E3 2017 - Microsoft exec Phil Spencer confirmed that the company isn't making a profit by selling the Xbox One X at $500.
Microsoft isn't making a profit on its new 4K-ready Xbox One X system, and that's okay. Console-makers typically don't make a profit on hardware, but the software and service ecosystem that powers the hardware. This has been true for Xbox for quite some time, especially after its cross-platform union with Windows 10 PCs, effectively turning Xbox into a service rather than a console platform. Microsoft's new $499 Xbox One X console is definitely the world's most powerful console to date with its 6TFLOPs GPU and native 4K gaming support, but the hardware is just the gateway to the real lucrative core of console gaming: software, live/subscription services, microtransactions, and other monetized content that spans a years-long tail.
In a recent interview with Business Insider, Xbox division head Phil Spencer confirmed that Microsoft isn't selling the $499 Xbox One X at a profit. Unless you're Sony, who's banked very hard on hardware sales with its 60 million strong PlayStation 4 userbase, software is typically more important than harwdare.
"I don't want to get into all the numbers, but in aggregate you should think about the hardware part of the console business is not the money-making part of the business. The money-making part is in selling games," Spencer said.
But selling games is really only part of Microsoft's massive-earning Xbox revenues. There's many parts including its subscription-based Xbox LIVE, and key monetization of software and content along the way.
Microsoft has made monetizing Xbox LIVE into a science, and has introduce many long-term cross-platform initiatives to facilitate long-term revenue growth. The company just recently created Mixer, a new interactive live-streaming platform that earns Microsoft money from advertisements and subscriptions while actively engaging the community with rewards and unique experiences. Microsoft also rolled out the Xbox Game Pass, which bundles key Xbox One and Xbox 360 games together in an on-demand subscription service akin to EA Access.
Xbox LIVE, no Xbox consoles, is the core to the company's gaming focus. There's a lot to highlight here, but if you want more details be sure to check out my in-depth analysis on Xbox LIVE here.
"This is how we think about it: monetization drives developer power because developers want to come where monetized customers are."
Microsoft has earned a billion dollars monetization Xbox LIVE throughout 2016, which includes subscription services, avatar customizations, microtransactions and monetization across a slew of free-to-play games, and of course marketplace game sales--not to mention the high social engagement throughout the Xbox LIVE framework which feeds the flywheel and keeps it spinning.

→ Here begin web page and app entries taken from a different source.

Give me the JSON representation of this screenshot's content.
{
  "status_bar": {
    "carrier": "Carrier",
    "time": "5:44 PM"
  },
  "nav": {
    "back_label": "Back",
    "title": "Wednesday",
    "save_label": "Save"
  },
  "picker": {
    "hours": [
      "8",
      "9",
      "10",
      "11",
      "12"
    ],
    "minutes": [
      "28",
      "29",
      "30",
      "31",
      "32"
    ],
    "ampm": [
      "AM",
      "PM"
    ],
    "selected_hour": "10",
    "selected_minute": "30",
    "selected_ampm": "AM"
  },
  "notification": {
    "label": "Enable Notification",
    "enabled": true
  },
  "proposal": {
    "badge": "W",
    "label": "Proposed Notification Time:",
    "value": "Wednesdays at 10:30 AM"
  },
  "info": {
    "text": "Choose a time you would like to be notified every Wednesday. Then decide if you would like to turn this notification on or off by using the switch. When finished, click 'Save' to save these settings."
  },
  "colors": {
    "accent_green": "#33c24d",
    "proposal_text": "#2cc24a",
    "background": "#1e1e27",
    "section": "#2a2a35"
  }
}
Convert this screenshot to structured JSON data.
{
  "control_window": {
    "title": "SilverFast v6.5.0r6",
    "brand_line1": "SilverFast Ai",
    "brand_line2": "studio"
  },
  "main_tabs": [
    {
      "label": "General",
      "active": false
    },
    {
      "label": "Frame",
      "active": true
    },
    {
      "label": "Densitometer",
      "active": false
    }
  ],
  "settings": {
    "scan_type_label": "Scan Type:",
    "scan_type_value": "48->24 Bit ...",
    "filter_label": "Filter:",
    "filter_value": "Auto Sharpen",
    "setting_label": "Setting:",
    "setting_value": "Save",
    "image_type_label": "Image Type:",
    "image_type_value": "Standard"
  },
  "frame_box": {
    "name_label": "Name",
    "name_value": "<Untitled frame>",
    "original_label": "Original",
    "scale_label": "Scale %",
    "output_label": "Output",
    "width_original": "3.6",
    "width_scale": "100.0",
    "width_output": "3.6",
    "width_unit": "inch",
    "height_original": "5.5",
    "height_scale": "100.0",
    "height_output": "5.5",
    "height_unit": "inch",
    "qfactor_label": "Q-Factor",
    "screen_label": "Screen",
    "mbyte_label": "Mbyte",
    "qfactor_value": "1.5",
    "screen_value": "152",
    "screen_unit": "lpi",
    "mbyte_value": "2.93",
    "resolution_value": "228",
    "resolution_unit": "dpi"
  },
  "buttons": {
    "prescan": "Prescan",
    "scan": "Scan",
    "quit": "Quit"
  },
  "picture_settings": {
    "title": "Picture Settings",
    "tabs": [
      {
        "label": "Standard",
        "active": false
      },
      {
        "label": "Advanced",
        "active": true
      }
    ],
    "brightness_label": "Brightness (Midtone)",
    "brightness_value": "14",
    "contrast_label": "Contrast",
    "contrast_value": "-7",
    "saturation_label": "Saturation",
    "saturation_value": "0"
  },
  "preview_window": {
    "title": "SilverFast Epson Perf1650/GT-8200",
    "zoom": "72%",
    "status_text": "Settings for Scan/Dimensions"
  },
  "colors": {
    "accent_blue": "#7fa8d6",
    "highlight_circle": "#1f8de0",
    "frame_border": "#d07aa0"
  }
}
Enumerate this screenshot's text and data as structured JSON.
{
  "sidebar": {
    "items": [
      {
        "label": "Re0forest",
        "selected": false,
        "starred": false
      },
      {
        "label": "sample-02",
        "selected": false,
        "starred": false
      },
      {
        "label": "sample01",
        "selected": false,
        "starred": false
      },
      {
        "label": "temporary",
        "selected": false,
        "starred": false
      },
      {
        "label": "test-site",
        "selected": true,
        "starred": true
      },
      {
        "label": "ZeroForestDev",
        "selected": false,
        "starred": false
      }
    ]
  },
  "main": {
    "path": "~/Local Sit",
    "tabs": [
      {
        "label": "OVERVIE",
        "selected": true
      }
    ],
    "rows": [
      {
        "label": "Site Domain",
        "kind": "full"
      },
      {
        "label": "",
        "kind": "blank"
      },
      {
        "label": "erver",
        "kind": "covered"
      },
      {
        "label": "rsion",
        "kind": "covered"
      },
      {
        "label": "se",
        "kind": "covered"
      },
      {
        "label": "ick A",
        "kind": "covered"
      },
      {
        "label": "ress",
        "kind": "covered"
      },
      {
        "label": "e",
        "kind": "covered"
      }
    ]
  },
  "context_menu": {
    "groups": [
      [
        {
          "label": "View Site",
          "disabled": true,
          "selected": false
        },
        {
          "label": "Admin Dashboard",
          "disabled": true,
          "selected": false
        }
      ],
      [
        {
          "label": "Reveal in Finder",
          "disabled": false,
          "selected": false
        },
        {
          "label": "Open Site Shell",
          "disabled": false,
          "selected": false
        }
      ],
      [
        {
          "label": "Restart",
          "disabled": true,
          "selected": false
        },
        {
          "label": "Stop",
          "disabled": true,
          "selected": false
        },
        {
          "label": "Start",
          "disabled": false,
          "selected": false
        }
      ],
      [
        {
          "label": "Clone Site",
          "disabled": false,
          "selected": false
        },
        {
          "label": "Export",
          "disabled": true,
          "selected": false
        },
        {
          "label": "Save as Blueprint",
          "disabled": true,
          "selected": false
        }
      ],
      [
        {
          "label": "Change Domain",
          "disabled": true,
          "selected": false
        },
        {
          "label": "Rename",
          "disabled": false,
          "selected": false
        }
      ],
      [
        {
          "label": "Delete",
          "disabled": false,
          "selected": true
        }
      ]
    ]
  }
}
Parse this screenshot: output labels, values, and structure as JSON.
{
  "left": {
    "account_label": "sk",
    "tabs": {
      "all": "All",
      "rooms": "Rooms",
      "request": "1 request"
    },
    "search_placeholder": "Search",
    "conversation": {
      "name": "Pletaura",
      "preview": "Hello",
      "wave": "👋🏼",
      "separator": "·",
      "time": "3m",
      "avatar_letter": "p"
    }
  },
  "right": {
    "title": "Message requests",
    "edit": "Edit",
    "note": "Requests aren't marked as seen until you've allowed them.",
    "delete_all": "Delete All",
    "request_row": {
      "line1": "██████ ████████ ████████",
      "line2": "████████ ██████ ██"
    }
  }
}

The Xbox One X, like all Xbox consoles, are just a gateway to the growing ecosystem of content and games that churns the core of Microsoft's Xbox division. Hardware sales are not the end-all for Microsoft, nor should they be seen as a key indicator to the Xbox division's success--the division has grown into so much more than just Xbox consoles.
The Xbox One X will release November 7, 2017 for $499, and is compatible with all existing Xbox One games and accessories.
Xbox One X confirmed specs
- SoC: Highly customized 360mm² AMD System-on-Chip built on 16nm FinFET
- GPU: Polaris-derived GPU with 40 Compute Units at 1172MHz, 6TFLOPs of Compute Performance
- CPU: Custom x86 "Jaguar Evolved" 8-core CPU at 2.73GHz, 4MB L2 cache
- Memory: 12GB GDDR5 memory with 326GB/s bandwidth (12x 6.8GHz modules on a 384-bit bus)
- Storage: 1TB 2.5-inch HDD
- Media: 4K UHD Blu-ray player